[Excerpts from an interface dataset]
━━━

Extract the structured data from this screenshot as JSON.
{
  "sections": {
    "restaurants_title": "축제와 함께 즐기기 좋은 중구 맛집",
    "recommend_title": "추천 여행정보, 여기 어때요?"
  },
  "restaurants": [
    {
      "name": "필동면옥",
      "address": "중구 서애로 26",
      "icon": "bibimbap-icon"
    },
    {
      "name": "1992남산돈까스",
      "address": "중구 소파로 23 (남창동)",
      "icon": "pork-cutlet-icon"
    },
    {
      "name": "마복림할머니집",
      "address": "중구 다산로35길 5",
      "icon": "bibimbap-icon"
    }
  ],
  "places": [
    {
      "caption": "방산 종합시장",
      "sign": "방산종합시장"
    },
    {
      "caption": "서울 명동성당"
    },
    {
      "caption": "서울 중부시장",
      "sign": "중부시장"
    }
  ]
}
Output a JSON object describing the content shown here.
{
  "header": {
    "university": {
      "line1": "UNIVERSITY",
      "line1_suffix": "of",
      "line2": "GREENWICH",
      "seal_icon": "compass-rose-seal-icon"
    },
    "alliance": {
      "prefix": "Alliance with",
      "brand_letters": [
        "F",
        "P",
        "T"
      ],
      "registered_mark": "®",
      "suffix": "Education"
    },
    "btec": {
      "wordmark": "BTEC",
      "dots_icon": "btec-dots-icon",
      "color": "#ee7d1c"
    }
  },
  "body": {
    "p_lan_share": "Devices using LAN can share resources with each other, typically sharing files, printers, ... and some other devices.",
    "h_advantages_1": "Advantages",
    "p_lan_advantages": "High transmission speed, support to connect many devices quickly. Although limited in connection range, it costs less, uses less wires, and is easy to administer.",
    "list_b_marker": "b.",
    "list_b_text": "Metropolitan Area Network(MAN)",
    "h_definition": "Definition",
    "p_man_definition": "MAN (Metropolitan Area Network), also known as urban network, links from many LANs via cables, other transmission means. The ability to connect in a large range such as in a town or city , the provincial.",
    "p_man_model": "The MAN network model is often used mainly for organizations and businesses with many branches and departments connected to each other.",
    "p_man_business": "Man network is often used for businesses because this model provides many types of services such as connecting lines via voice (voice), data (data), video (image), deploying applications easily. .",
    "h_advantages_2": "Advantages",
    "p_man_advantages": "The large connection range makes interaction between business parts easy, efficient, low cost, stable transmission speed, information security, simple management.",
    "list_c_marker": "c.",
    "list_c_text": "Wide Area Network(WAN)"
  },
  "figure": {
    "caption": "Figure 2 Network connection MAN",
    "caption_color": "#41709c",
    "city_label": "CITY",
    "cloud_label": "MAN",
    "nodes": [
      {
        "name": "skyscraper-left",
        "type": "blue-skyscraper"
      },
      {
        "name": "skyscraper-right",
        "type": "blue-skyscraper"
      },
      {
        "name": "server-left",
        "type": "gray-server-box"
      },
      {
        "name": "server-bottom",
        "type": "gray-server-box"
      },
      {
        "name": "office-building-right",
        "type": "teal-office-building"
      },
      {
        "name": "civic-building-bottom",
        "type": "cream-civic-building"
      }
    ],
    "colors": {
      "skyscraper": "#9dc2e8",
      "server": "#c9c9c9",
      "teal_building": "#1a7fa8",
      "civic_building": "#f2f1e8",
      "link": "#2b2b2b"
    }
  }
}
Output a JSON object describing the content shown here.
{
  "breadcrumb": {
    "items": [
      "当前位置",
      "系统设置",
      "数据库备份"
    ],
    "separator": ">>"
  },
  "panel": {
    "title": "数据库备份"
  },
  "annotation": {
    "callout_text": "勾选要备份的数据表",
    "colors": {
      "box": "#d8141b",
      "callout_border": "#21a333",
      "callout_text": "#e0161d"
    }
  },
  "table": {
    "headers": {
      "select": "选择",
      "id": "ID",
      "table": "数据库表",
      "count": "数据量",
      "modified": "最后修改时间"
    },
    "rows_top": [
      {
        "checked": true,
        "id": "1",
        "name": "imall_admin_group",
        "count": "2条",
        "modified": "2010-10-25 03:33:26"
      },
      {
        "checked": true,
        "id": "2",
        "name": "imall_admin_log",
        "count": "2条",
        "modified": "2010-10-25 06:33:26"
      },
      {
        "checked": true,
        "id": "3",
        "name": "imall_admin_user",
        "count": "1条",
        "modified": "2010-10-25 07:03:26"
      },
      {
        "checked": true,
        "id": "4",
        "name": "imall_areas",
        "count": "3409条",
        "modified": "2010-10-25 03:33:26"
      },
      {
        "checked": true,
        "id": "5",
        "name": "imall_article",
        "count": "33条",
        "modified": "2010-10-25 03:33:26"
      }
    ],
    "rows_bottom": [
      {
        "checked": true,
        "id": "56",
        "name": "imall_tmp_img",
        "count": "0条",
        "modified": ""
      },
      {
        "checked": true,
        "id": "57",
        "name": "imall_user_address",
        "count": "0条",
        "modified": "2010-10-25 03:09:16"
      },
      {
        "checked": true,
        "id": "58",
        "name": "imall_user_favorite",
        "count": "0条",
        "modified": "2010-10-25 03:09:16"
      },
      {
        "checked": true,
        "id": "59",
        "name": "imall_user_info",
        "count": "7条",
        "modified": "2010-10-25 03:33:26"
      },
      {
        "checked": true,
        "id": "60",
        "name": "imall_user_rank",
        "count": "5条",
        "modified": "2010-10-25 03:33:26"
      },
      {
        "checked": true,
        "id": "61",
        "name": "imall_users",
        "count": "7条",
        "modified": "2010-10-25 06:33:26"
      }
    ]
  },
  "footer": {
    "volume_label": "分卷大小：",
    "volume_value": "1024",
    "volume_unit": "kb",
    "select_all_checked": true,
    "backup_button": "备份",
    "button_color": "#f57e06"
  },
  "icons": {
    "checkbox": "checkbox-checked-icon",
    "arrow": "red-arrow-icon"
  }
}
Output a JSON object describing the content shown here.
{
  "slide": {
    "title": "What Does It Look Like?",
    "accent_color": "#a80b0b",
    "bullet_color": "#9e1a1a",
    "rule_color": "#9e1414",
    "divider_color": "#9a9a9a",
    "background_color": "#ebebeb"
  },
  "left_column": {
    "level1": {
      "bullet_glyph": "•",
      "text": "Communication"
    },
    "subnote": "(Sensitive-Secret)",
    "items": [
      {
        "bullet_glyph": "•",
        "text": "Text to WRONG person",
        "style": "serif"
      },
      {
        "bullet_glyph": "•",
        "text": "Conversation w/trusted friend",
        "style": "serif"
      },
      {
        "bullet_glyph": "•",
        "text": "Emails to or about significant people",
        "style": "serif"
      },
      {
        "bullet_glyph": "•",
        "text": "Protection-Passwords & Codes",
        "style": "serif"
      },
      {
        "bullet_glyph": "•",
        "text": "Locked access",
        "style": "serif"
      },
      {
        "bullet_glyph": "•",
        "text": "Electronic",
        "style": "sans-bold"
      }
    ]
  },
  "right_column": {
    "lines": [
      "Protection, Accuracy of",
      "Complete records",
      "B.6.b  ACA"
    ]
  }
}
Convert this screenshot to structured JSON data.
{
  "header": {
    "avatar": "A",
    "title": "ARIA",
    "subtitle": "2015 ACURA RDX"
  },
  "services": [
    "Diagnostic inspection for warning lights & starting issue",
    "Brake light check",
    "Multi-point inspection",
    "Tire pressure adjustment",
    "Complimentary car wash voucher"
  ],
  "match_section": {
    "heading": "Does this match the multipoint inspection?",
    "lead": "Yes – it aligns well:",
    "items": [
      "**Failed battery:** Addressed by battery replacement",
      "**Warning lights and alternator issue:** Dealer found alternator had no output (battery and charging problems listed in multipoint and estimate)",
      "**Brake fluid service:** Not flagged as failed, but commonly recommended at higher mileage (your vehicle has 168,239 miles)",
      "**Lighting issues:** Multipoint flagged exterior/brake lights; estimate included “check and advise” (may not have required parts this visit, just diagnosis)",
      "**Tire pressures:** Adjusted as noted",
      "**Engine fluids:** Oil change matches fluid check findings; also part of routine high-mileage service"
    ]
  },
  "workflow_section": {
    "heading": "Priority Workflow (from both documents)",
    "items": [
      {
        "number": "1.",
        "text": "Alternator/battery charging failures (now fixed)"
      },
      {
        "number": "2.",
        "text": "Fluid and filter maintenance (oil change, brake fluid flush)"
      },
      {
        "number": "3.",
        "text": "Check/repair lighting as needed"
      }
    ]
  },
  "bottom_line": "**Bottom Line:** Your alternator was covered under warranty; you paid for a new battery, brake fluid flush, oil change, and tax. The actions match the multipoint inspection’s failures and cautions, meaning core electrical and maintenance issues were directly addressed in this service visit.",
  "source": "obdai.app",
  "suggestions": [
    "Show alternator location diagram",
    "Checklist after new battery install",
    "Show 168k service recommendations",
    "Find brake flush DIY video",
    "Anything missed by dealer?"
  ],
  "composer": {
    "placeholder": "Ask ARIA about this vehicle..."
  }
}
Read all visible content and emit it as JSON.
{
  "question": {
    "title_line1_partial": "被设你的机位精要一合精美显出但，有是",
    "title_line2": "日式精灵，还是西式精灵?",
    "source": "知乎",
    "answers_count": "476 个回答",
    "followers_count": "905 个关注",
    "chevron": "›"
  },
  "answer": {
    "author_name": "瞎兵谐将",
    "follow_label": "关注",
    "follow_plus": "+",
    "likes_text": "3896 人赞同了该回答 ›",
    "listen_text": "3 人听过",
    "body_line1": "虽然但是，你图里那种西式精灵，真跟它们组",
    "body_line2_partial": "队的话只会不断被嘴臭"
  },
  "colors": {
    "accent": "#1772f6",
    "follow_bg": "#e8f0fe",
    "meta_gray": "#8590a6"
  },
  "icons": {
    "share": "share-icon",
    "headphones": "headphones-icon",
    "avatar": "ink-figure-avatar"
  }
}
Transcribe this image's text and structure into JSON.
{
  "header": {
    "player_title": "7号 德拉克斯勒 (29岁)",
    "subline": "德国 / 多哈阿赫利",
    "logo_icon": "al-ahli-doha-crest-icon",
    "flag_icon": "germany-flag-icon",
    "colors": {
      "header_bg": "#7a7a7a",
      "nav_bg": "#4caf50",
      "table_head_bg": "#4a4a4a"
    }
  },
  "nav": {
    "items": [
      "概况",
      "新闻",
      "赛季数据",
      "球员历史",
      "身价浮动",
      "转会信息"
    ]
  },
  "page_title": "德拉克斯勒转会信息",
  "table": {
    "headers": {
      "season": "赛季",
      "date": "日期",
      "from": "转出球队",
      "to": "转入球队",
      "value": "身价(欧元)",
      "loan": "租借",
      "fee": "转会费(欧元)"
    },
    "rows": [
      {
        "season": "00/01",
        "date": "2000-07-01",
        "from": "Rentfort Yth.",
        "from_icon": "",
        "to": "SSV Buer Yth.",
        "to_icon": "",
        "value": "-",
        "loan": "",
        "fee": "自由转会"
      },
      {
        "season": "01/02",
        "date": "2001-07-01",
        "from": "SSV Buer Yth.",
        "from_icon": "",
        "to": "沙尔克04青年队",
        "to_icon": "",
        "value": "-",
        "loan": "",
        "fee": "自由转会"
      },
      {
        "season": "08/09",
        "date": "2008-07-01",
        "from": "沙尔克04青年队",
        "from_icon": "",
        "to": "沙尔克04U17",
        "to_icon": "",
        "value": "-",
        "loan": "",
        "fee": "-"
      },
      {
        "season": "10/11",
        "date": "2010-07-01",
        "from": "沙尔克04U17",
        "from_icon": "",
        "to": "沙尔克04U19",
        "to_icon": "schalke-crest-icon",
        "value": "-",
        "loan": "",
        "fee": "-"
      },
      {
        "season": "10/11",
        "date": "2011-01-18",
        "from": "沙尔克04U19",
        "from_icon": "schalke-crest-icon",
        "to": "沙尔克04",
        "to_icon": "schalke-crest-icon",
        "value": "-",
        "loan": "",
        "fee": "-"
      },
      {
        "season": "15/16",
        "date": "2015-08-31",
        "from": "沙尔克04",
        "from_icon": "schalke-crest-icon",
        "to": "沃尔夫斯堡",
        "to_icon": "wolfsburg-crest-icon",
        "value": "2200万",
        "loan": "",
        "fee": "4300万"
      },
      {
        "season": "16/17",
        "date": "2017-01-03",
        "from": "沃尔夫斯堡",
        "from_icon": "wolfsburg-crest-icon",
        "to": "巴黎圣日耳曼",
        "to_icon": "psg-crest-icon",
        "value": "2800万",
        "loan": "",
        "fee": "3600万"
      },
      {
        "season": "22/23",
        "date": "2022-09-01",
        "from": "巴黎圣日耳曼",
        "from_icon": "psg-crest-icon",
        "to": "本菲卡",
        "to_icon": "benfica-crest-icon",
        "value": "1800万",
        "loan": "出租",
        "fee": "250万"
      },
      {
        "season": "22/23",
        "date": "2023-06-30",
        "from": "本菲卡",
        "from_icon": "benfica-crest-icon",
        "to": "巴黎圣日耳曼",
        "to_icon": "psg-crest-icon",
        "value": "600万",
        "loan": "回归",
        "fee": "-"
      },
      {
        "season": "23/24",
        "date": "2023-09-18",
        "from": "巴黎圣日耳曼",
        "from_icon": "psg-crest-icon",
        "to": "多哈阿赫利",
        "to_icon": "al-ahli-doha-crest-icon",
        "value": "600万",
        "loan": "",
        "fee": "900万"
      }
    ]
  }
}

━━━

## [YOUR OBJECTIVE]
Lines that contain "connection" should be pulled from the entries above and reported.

## [REPLY]
    "p_lan_advantages": "High transmission speed, support to connect many devices quickly. Although limited in connection range, it costs less, uses less wires, and is easy to administer.",
    "p_man_advantages": "The large connection range makes interaction between business parts easy, efficient, low cost, stable transmission speed, information security, simple management.",
    "caption": "Figure 2 Network connection MAN",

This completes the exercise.